Grichuk, 26, became expendable when the Cardinals acquired Marcell Ozuna from the Marlins. With veteran Dexter Fowler in right field and Tommy Pham — who finished 11th in NL MVP Award balloting last season — in center, Grichuk was effectively pushed to the bench. He will get a shot at regular playing time in an outfield corner with the Jays. Grichuk has had solid numbers since debuting in 2014, but he hasn’t been able to recapture the magic of his 2015 campaign. Last year, he hit .238/.285/.473 with 22 home runs and 59 RBI in 442 plate appearances.

Grichuk will earn $2.8 million this season and will be eligible for arbitration for two more years before becoming a free agent.

Leone, 26, posted an impressive 2.56 ERA with an 81/23 K/BB ratio across 70 1/3 innings last season. The right-hander will earn $1.085 million this season and then will become arbitration-eligible for the next three years. Leone certainly helps bolster the Cardinals’ bullpen and may work his way up to high-leverage innings behind closer Luke Gregerson.

Greene, 22, was selected by the Blue Jays in the seventh round of the 2013 draft.

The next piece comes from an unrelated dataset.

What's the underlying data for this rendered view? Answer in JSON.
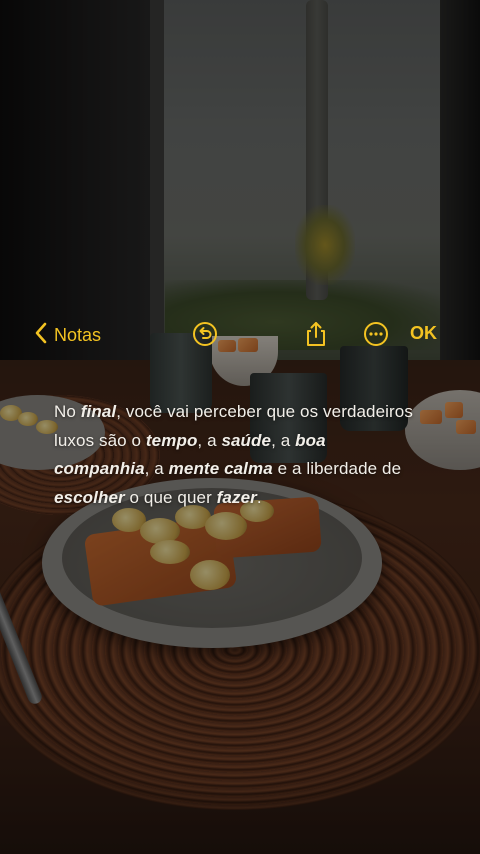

This past season, with Double-A New Hampshire, Greene compiled a 5.29 ERA with a 92/83 K/BB ratio in 132 2/3 innings. He throws hard, but control has been a big issue for the right-hander throughout his minor league career. The Cardinals may think they can help turn him around.